Each of these three stories uses the same triangle (mother-daughter-lover) in terms of the culture in which the film is made. The first is the sinister, excessive, noire cop show; the second is the romantic seduction comedy of 1997; the third has no explicit mother but a coldly competent father in the back story. The victim this time is ambiguous, both charming and guilt-ridden.
When I took a look at Netflix offerings this same triangle was everywhere in the movies. For instance,“Guinevere” is a film for teens with the Gorgon mother played by Jean Smart, vicious enough to give anyone chills. This girl, Sarah Poley, is nymph/dryad rather than pixie, nearly transparent. There are nude photos of her — the man is again a photographer but of weddings — super-closeups of bits and pieces.
The title of the movie has to be ironic, hard to justify. The photographer is the urchin. He survives by seducing young women -- just learning a lifework -- into doing his work for him, asking them each for a five year commitment which none fulfill. The storyline is rationalized by showing that the seduced girl grows and learns until she’s ready to leave. The photographer doesn’t oppose this. He’s a rueful, helpless man.
On reflection these films are not at all about “queer children” but about how demented our culture is when it comes to social patterns, and how twisted perfectly normal children can become when they are treated abusively. The assumptions about gender identity and desire — what age, what protection, how much sexualized, what sex has to do with survival, how much everything is dominated by appearances — in particular within families — are all for the good of the merchandizing majority and very little to do with the integrity and abilities of children.
They say that at the end of his life Carl Sandburg was reading “Lolita,” and there is a charming bit of video about he and Marilyn Monroe together, visiting, goofing off, and doing Sandburg’s daily exercises with a palpable empathy between the two of them, though they are hardly alone.
The culture says “sex” and the individuals say “love.” But the balance keeps getting skewed by fame and money. I would like to see this triangle illustrated in a same-gender context, with or without the sex element. In some of the more public versions of this. Mapplethorpe and Sam Wagstaff or St. Laurent and Pierre Bergé come to mind. In both of these the younger is the gifted one and the older man is the stabilizer and protector.
I suppose that there’s no way to keep a culture from forming strong templates for how people ought to relate, but it is one of the bitterest accusations against religion that it creates hypocrisy and emotional torture. The call for freedom to create attachments comes up against two powerful opponents, one the socially sponsored criminalization of situations that damage the vulnerable, and the other the biological forces we carry in the genetics of our fleshly development. Lolita is called back to conventionality, husband and child in a home she maintains.

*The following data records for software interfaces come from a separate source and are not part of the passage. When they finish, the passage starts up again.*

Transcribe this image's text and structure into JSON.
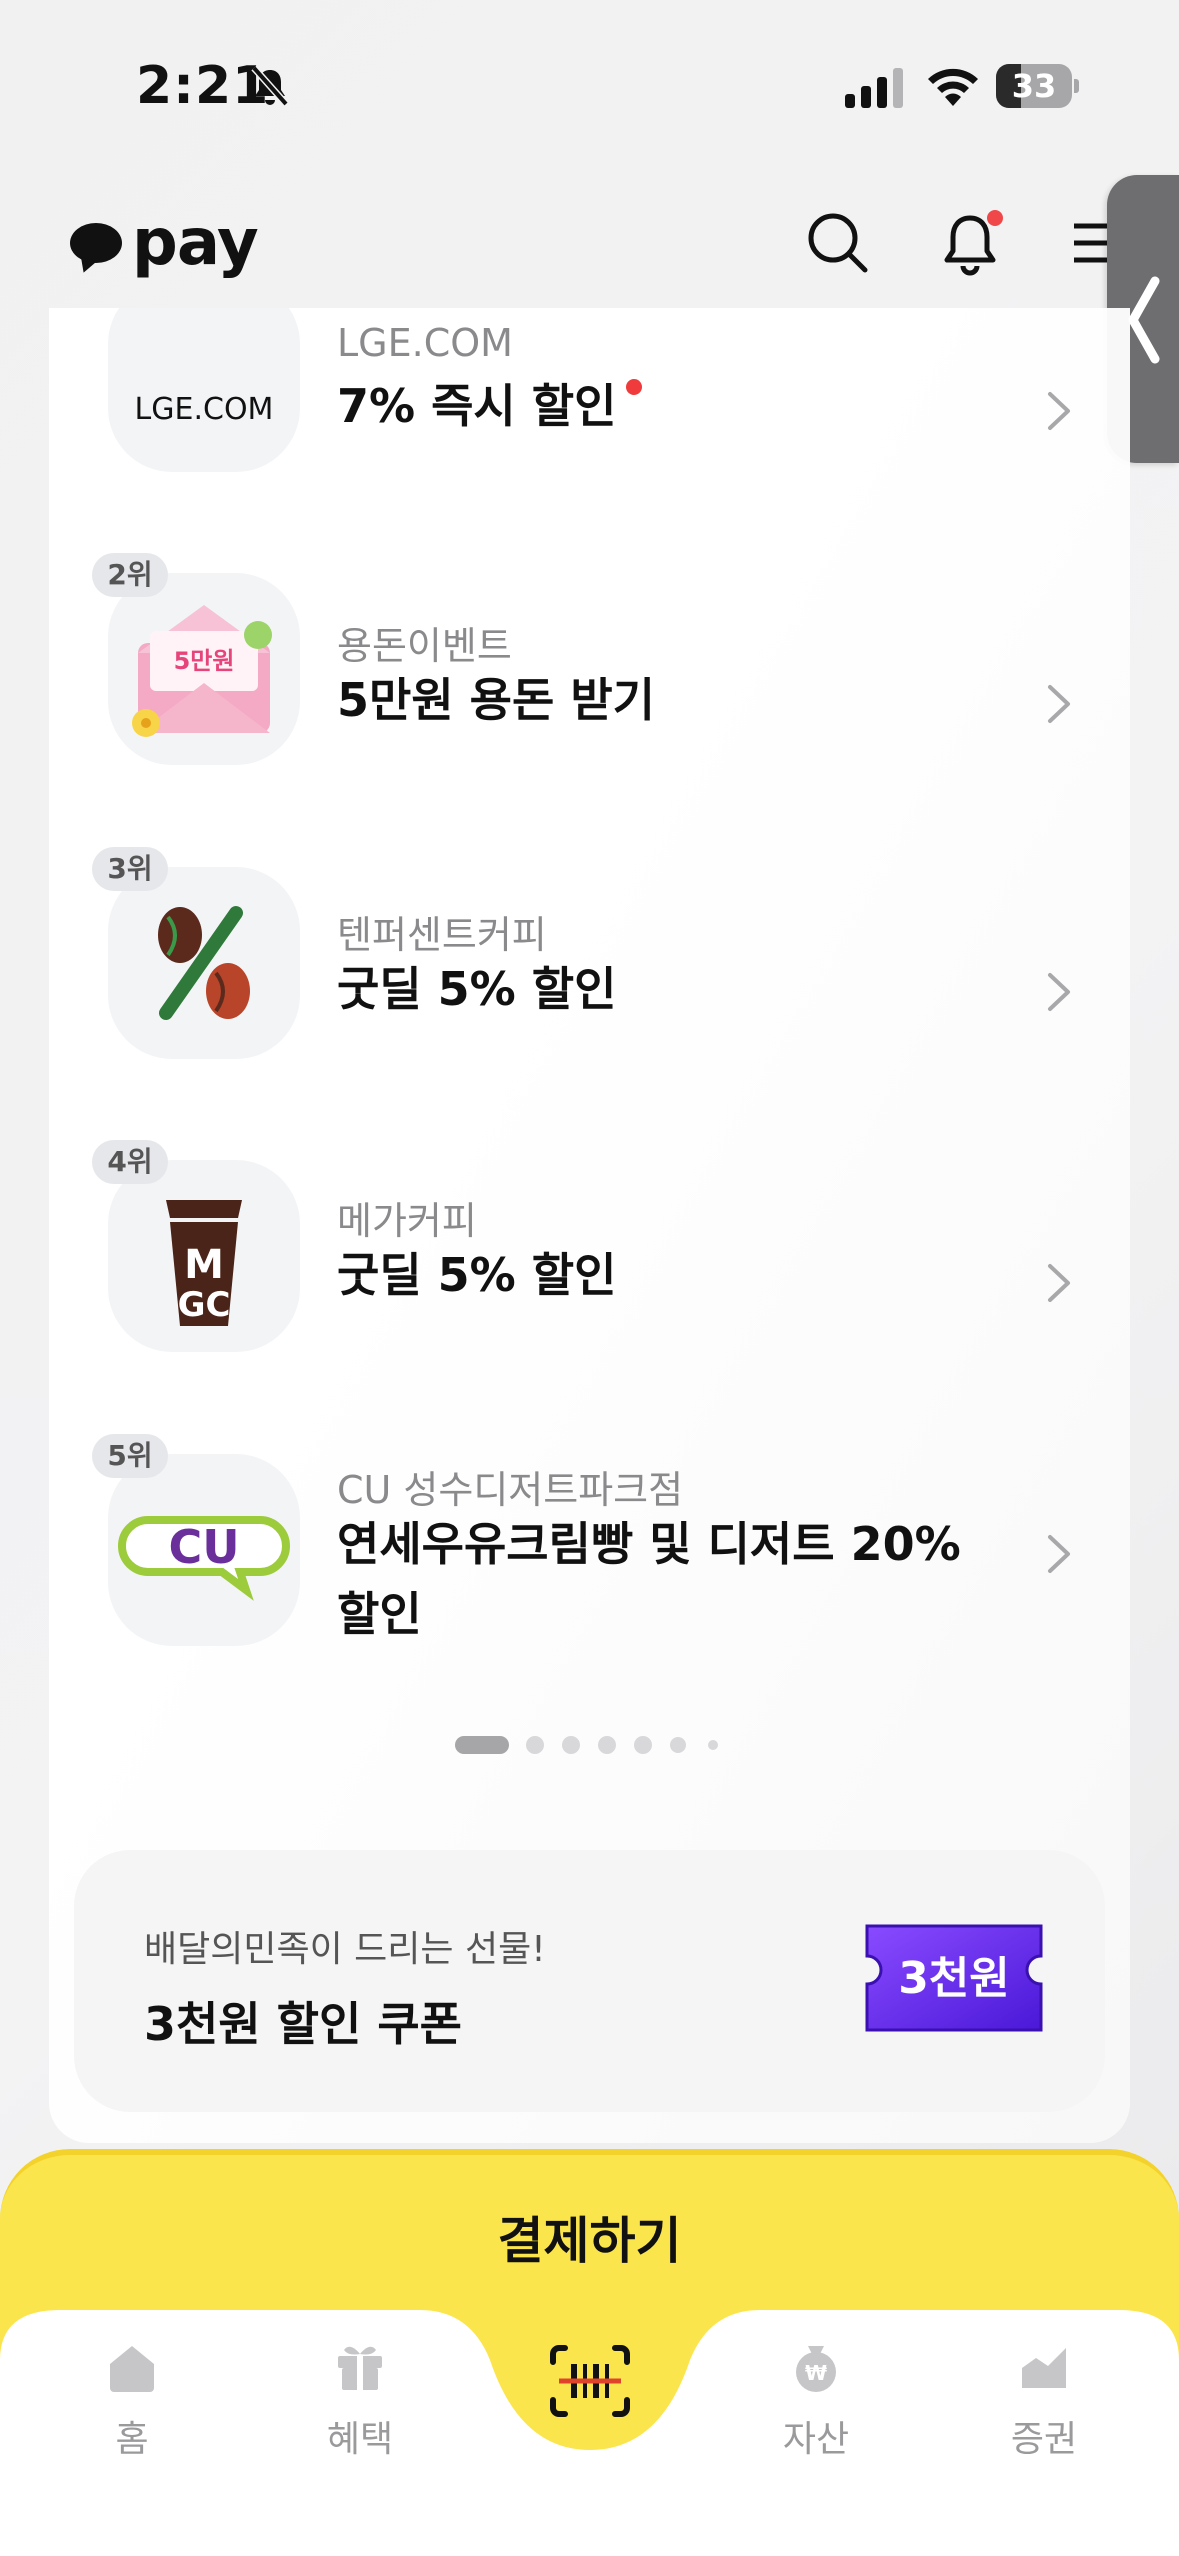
{
  "status_bar": {
    "time": "2:21",
    "battery_level": "33",
    "battery_fraction": 0.33
  },
  "header": {
    "logo_text": "pay",
    "icons": [
      "search-icon",
      "bell-icon",
      "menu-icon"
    ],
    "has_notification_dot": true
  },
  "ranking": [
    {
      "rank": "",
      "thumb": "LGE.COM",
      "merchant": "LGE.COM",
      "offer": "7% 즉시 할인",
      "new_dot": true
    },
    {
      "rank": "2위",
      "thumb_text": "5만원",
      "merchant": "용돈이벤트",
      "offer": "5만원 용돈 받기"
    },
    {
      "rank": "3위",
      "merchant": "텐퍼센트커피",
      "offer": "굿딜 5% 할인"
    },
    {
      "rank": "4위",
      "merchant": "메가커피",
      "offer": "굿딜 5% 할인"
    },
    {
      "rank": "5위",
      "thumb_text": "CU",
      "merchant": "CU 성수디저트파크점",
      "offer": "연세우유크림빵 및 디저트 20% 할인"
    }
  ],
  "pager": {
    "total": 7,
    "active": 1
  },
  "promo": {
    "subtitle": "배달의민족이 드리는 선물!",
    "title": "3천원 할인 쿠폰",
    "coupon_text": "3천원"
  },
  "pay_button": {
    "label": "결제하기"
  },
  "tabs": [
    {
      "label": "홈",
      "icon": "home-icon"
    },
    {
      "label": "혜택",
      "icon": "gift-icon"
    },
    {
      "label": "",
      "icon": "scan-icon"
    },
    {
      "label": "자산",
      "icon": "money-bag-icon"
    },
    {
      "label": "증권",
      "icon": "chart-icon"
    }
  ],
  "colors": {
    "accent_yellow": "#fbe54c",
    "notification_red": "#f04848",
    "coupon_purple": "#6a2ef0"
  }
}
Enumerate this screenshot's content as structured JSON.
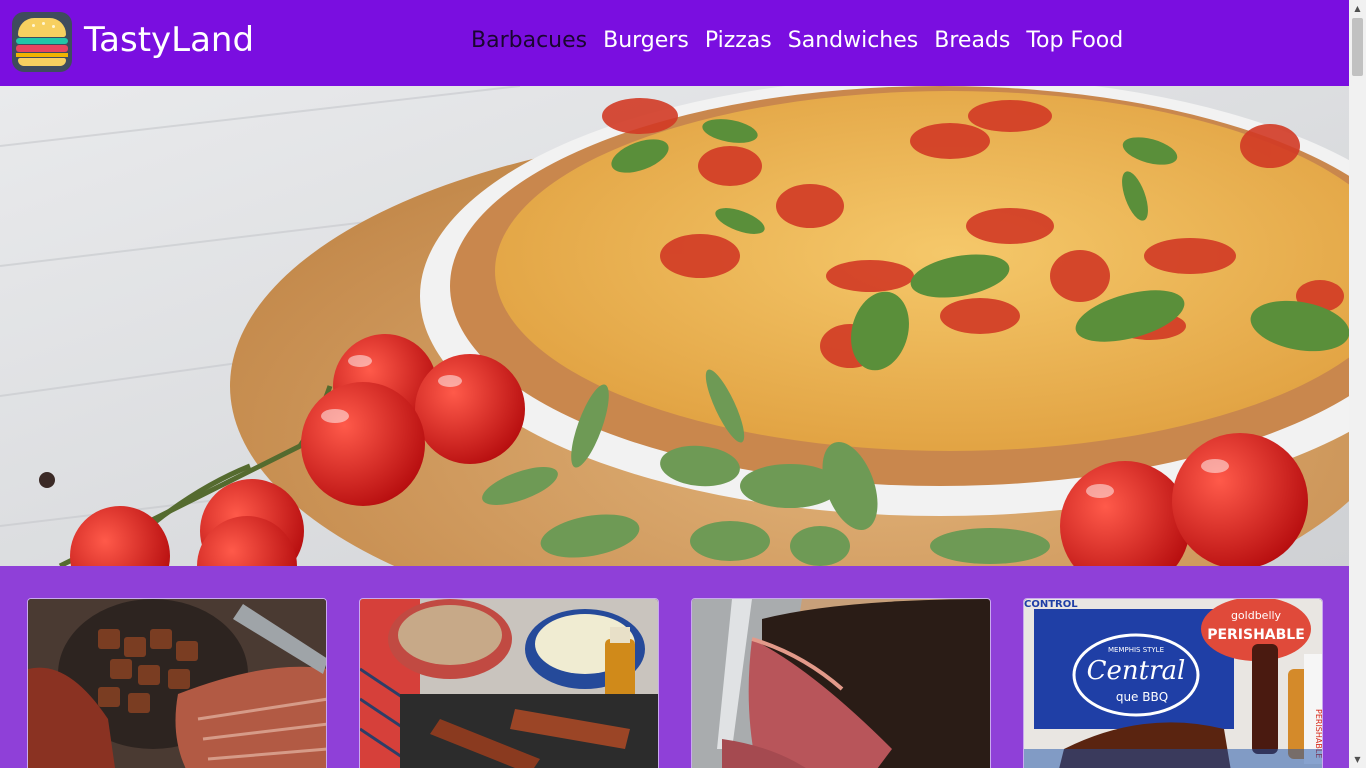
{
  "header": {
    "brand": "TastyLand",
    "logo_icon": "burger-icon",
    "nav": [
      {
        "label": "Barbacues",
        "active": true
      },
      {
        "label": "Burgers"
      },
      {
        "label": "Pizzas"
      },
      {
        "label": "Sandwiches"
      },
      {
        "label": "Breads"
      },
      {
        "label": "Top Food"
      }
    ]
  },
  "hero": {
    "image": "pizza-hero-image"
  },
  "cards": [
    {
      "image": "bbq-brisket-burnt-ends-image"
    },
    {
      "image": "bbq-ribs-sides-image"
    },
    {
      "image": "smoked-brisket-image"
    },
    {
      "image": "central-bbq-ribs-image",
      "labels": [
        "CONTROL",
        "Central",
        "MEMPHIS STYLE",
        "que BBQ",
        "goldbelly",
        "PERISHABLE",
        "PERISHABLE"
      ]
    }
  ],
  "colors": {
    "header_bg": "#7a0ee0",
    "page_bg": "#8f40d8",
    "nav_text": "#ffffff",
    "nav_active": "#1a0630"
  }
}
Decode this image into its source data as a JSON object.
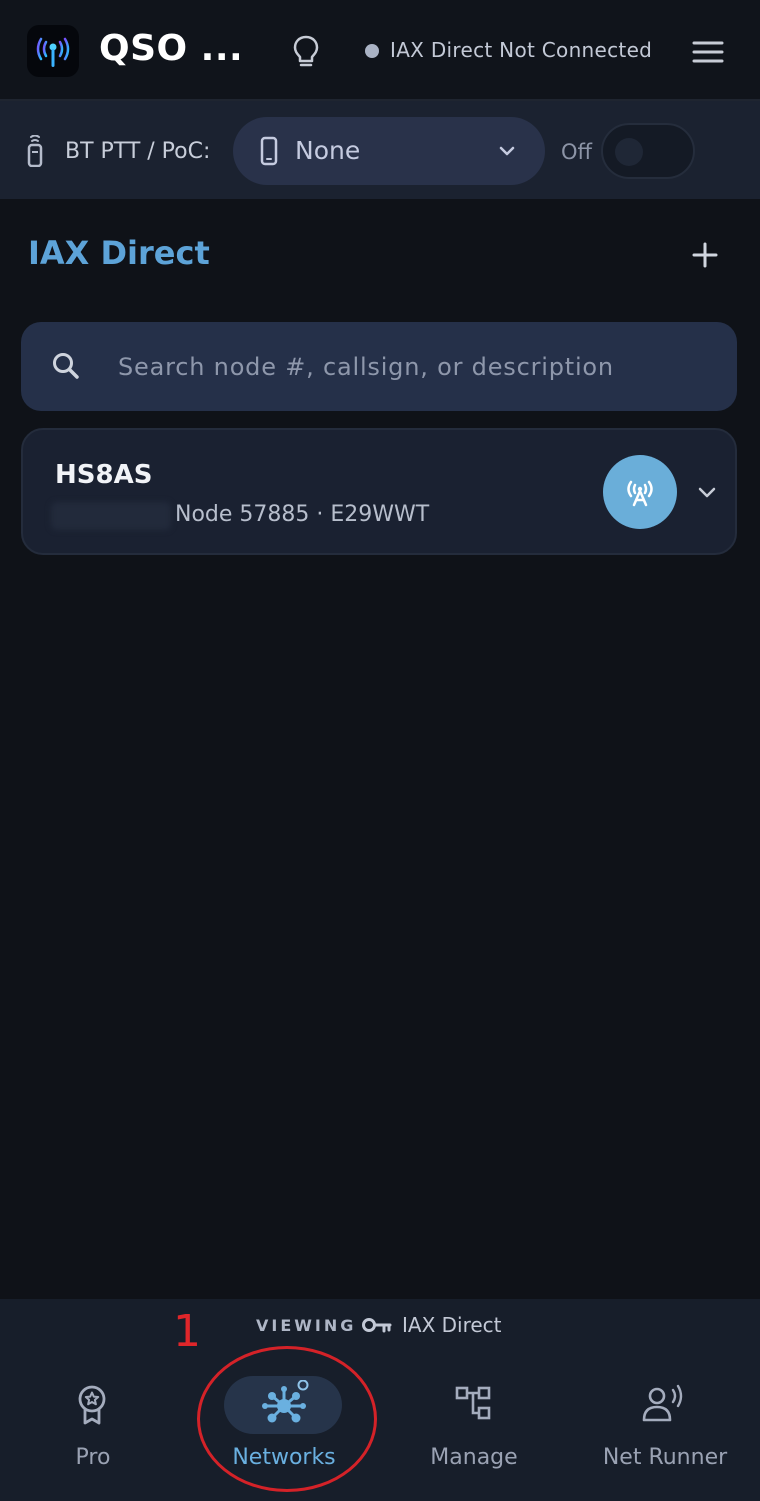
{
  "header": {
    "app_title": "QSO ...",
    "connection_status": "IAX Direct Not Connected"
  },
  "ptt": {
    "label": "BT PTT / PoC:",
    "device_value": "None",
    "toggle_label": "Off",
    "toggle_on": false
  },
  "section": {
    "title": "IAX Direct"
  },
  "search": {
    "placeholder": "Search node #, callsign, or description",
    "value": ""
  },
  "nodes": [
    {
      "callsign": "HS8AS",
      "subtitle": "Node 57885 · E29WWT"
    }
  ],
  "footer": {
    "viewing_label": "VIEWING",
    "viewing_network": "IAX Direct",
    "annotation_number": "1",
    "nav": [
      {
        "label": "Pro",
        "active": false
      },
      {
        "label": "Networks",
        "active": true
      },
      {
        "label": "Manage",
        "active": false
      },
      {
        "label": "Net Runner",
        "active": false
      }
    ]
  },
  "colors": {
    "background": "#0f1218",
    "accent": "#5da3d8",
    "connect_button": "#6aaed9",
    "annotation_red": "#d42228"
  }
}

One wonders what the vengeful girl in “Hard Candy” is going to be like at thirty. Probably running a film studio. As for "Guinevere," I predict she will marry a woman and become a UU minister. Or an astronaut. Or a novelist. Whatever is trendy.